#### DESCRIPTION OF THE TASK:
Output every record again so that it matches the original word for word.

#### GIVEN RECORDS:

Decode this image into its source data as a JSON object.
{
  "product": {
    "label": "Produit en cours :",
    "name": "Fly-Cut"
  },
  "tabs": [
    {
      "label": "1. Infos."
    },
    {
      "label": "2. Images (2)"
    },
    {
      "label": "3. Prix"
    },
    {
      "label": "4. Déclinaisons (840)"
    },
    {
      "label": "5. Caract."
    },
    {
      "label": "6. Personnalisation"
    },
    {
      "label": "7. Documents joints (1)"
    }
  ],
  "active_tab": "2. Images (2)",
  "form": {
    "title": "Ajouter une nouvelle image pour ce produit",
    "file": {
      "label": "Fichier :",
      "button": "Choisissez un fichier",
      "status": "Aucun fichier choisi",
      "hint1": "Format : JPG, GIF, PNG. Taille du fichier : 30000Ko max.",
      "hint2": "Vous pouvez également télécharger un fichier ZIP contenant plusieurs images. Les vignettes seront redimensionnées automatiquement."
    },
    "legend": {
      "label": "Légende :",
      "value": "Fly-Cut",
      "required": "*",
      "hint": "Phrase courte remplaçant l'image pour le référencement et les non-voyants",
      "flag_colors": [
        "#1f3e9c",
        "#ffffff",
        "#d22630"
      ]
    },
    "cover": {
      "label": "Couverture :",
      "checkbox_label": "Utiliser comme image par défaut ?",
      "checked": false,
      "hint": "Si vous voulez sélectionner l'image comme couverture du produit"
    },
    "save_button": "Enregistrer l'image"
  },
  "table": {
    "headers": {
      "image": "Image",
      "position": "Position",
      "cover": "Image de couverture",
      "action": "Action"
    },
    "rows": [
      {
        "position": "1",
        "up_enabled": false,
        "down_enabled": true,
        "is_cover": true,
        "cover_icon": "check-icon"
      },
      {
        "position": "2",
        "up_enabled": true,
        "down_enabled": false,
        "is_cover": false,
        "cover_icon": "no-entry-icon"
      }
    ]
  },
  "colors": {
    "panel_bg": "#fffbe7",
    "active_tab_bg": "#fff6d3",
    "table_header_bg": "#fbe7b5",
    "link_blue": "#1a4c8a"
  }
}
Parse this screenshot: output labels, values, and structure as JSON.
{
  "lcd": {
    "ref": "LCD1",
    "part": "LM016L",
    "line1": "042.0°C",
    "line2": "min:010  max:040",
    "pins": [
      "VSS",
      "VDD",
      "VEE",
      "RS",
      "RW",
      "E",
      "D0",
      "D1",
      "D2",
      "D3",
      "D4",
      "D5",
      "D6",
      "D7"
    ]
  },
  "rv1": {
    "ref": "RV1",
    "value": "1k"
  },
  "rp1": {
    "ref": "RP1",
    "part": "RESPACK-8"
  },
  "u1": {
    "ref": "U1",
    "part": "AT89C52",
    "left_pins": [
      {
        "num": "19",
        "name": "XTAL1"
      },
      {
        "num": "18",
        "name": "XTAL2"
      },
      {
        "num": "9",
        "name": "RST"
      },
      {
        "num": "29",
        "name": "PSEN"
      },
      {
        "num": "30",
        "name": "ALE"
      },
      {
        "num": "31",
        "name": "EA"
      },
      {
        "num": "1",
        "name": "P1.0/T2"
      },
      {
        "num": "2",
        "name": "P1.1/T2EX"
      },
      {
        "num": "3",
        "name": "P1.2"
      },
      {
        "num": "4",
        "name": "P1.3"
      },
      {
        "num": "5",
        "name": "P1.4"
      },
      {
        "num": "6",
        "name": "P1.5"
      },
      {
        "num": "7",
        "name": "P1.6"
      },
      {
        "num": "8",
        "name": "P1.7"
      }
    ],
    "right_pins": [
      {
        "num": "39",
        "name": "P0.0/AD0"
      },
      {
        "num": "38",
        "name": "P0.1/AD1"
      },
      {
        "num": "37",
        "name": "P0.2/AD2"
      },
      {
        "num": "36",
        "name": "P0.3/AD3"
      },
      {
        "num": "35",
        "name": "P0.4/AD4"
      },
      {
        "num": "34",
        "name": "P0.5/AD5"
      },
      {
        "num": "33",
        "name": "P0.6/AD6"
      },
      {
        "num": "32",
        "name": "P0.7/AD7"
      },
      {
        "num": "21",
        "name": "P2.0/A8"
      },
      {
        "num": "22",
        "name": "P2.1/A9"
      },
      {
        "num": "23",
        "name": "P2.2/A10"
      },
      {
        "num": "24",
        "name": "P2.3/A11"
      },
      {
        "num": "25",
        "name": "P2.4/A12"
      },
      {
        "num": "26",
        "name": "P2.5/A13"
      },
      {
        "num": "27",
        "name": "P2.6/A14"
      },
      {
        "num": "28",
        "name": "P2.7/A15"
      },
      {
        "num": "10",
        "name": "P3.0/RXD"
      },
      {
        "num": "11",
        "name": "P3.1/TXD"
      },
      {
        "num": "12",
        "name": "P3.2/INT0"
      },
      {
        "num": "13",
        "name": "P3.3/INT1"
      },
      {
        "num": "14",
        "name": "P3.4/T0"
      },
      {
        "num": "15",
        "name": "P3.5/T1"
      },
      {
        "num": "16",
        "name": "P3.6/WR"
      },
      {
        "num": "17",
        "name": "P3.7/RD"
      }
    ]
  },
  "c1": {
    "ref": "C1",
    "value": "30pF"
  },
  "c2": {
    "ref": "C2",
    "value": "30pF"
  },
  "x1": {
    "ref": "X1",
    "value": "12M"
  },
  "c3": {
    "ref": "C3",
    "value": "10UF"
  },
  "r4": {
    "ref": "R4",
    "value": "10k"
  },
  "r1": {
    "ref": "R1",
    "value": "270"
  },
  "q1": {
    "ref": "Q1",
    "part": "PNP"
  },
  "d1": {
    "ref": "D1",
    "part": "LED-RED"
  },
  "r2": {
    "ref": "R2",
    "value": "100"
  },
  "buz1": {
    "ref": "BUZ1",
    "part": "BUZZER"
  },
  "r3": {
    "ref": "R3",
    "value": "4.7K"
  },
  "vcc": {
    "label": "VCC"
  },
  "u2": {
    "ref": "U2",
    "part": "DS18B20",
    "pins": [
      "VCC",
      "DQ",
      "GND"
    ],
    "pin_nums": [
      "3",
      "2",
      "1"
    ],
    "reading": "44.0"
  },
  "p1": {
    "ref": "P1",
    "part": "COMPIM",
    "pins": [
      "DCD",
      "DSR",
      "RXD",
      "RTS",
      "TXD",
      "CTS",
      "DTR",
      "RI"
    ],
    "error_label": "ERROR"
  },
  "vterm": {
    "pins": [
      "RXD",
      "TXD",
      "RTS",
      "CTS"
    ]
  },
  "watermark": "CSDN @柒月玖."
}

#### EXERCISE RESPONSE:
Decode this image into its source data as a JSON object.
{
  "product": {
    "label": "Produit en cours :",
    "name": "Fly-Cut"
  },
  "tabs": [
    {
      "label": "1. Infos."
    },
    {
      "label": "2. Images (2)"
    },
    {
      "label": "3. Prix"
    },
    {
      "label": "4. Déclinaisons (840)"
    },
    {
      "label": "5. Caract."
    },
    {
      "label": "6. Personnalisation"
    },
    {
      "label": "7. Documents joints (1)"
    }
  ],
  "active_tab": "2. Images (2)",
  "form": {
    "title": "Ajouter une nouvelle image pour ce produit",
    "file": {
      "label": "Fichier :",
      "button": "Choisissez un fichier",
      "status": "Aucun fichier choisi",
      "hint1": "Format : JPG, GIF, PNG. Taille du fichier : 30000Ko max.",
      "hint2": "Vous pouvez également télécharger un fichier ZIP contenant plusieurs images. Les vignettes seront redimensionnées automatiquement."
    },
    "legend": {
      "label": "Légende :",
      "value": "Fly-Cut",
      "required": "*",
      "hint": "Phrase courte remplaçant l'image pour le référencement et les non-voyants",
      "flag_colors": [
        "#1f3e9c",
        "#ffffff",
        "#d22630"
      ]
    },
    "cover": {
      "label": "Couverture :",
      "checkbox_label": "Utiliser comme image par défaut ?",
      "checked": false,
      "hint": "Si vous voulez sélectionner l'image comme couverture du produit"
    },
    "save_button": "Enregistrer l'image"
  },
  "table": {
    "headers": {
      "image": "Image",
      "position": "Position",
      "cover": "Image de couverture",
      "action": "Action"
    },
    "rows": [
      {
        "position": "1",
        "up_enabled": false,
        "down_enabled": true,
        "is_cover": true,
        "cover_icon": "check-icon"
      },
      {
        "position": "2",
        "up_enabled": true,
        "down_enabled": false,
        "is_cover": false,
        "cover_icon": "no-entry-icon"
      }
    ]
  },
  "colors": {
    "panel_bg": "#fffbe7",
    "active_tab_bg": "#fff6d3",
    "table_header_bg": "#fbe7b5",
    "link_blue": "#1a4c8a"
  }
}
Parse this screenshot: output labels, values, and structure as JSON.
{
  "lcd": {
    "ref": "LCD1",
    "part": "LM016L",
    "line1": "042.0°C",
    "line2": "min:010  max:040",
    "pins": [
      "VSS",
      "VDD",
      "VEE",
      "RS",
      "RW",
      "E",
      "D0",
      "D1",
      "D2",
      "D3",
      "D4",
      "D5",
      "D6",
      "D7"
    ]
  },
  "rv1": {
    "ref": "RV1",
    "value": "1k"
  },
  "rp1": {
    "ref": "RP1",
    "part": "RESPACK-8"
  },
  "u1": {
    "ref": "U1",
    "part": "AT89C52",
    "left_pins": [
      {
        "num": "19",
        "name": "XTAL1"
      },
      {
        "num": "18",
        "name": "XTAL2"
      },
      {
        "num": "9",
        "name": "RST"
      },
      {
        "num": "29",
        "name": "PSEN"
      },
      {
        "num": "30",
        "name": "ALE"
      },
      {
        "num": "31",
        "name": "EA"
      },
      {
        "num": "1",
        "name": "P1.0/T2"
      },
      {
        "num": "2",
        "name": "P1.1/T2EX"
      },
      {
        "num": "3",
        "name": "P1.2"
      },
      {
        "num": "4",
        "name": "P1.3"
      },
      {
        "num": "5",
        "name": "P1.4"
      },
      {
        "num": "6",
        "name": "P1.5"
      },
      {
        "num": "7",
        "name": "P1.6"
      },
      {
        "num": "8",
        "name": "P1.7"
      }
    ],
    "right_pins": [
      {
        "num": "39",
        "name": "P0.0/AD0"
      },
      {
        "num": "38",
        "name": "P0.1/AD1"
      },
      {
        "num": "37",
        "name": "P0.2/AD2"
      },
      {
        "num": "36",
        "name": "P0.3/AD3"
      },
      {
        "num": "35",
        "name": "P0.4/AD4"
      },
      {
        "num": "34",
        "name": "P0.5/AD5"
      },
      {
        "num": "33",
        "name": "P0.6/AD6"
      },
      {
        "num": "32",
        "name": "P0.7/AD7"
      },
      {
        "num": "21",
        "name": "P2.0/A8"
      },
      {
        "num": "22",
        "name": "P2.1/A9"
      },
      {
        "num": "23",
        "name": "P2.2/A10"
      },
      {
        "num": "24",
        "name": "P2.3/A11"
      },
      {
        "num": "25",
        "name": "P2.4/A12"
      },
      {
        "num": "26",
        "name": "P2.5/A13"
      },
      {
        "num": "27",
        "name": "P2.6/A14"
      },
      {
        "num": "28",
        "name": "P2.7/A15"
      },
      {
        "num": "10",
        "name": "P3.0/RXD"
      },
      {
        "num": "11",
        "name": "P3.1/TXD"
      },
      {
        "num": "12",
        "name": "P3.2/INT0"
      },
      {
        "num": "13",
        "name": "P3.3/INT1"
      },
      {
        "num": "14",
        "name": "P3.4/T0"
      },
      {
        "num": "15",
        "name": "P3.5/T1"
      },
      {
        "num": "16",
        "name": "P3.6/WR"
      },
      {
        "num": "17",
        "name": "P3.7/RD"
      }
    ]
  },
  "c1": {
    "ref": "C1",
    "value": "30pF"
  },
  "c2": {
    "ref": "C2",
    "value": "30pF"
  },
  "x1": {
    "ref": "X1",
    "value": "12M"
  },
  "c3": {
    "ref": "C3",
    "value": "10UF"
  },
  "r4": {
    "ref": "R4",
    "value": "10k"
  },
  "r1": {
    "ref": "R1",
    "value": "270"
  },
  "q1": {
    "ref": "Q1",
    "part": "PNP"
  },
  "d1": {
    "ref": "D1",
    "part": "LED-RED"
  },
  "r2": {
    "ref": "R2",
    "value": "100"
  },
  "buz1": {
    "ref": "BUZ1",
    "part": "BUZZER"
  },
  "r3": {
    "ref": "R3",
    "value": "4.7K"
  },
  "vcc": {
    "label": "VCC"
  },
  "u2": {
    "ref": "U2",
    "part": "DS18B20",
    "pins": [
      "VCC",
      "DQ",
      "GND"
    ],
    "pin_nums": [
      "3",
      "2",
      "1"
    ],
    "reading": "44.0"
  },
  "p1": {
    "ref": "P1",
    "part": "COMPIM",
    "pins": [
      "DCD",
      "DSR",
      "RXD",
      "RTS",
      "TXD",
      "CTS",
      "DTR",
      "RI"
    ],
    "error_label": "ERROR"
  },
  "vterm": {
    "pins": [
      "RXD",
      "TXD",
      "RTS",
      "CTS"
    ]
  },
  "watermark": "CSDN @柒月玖."
}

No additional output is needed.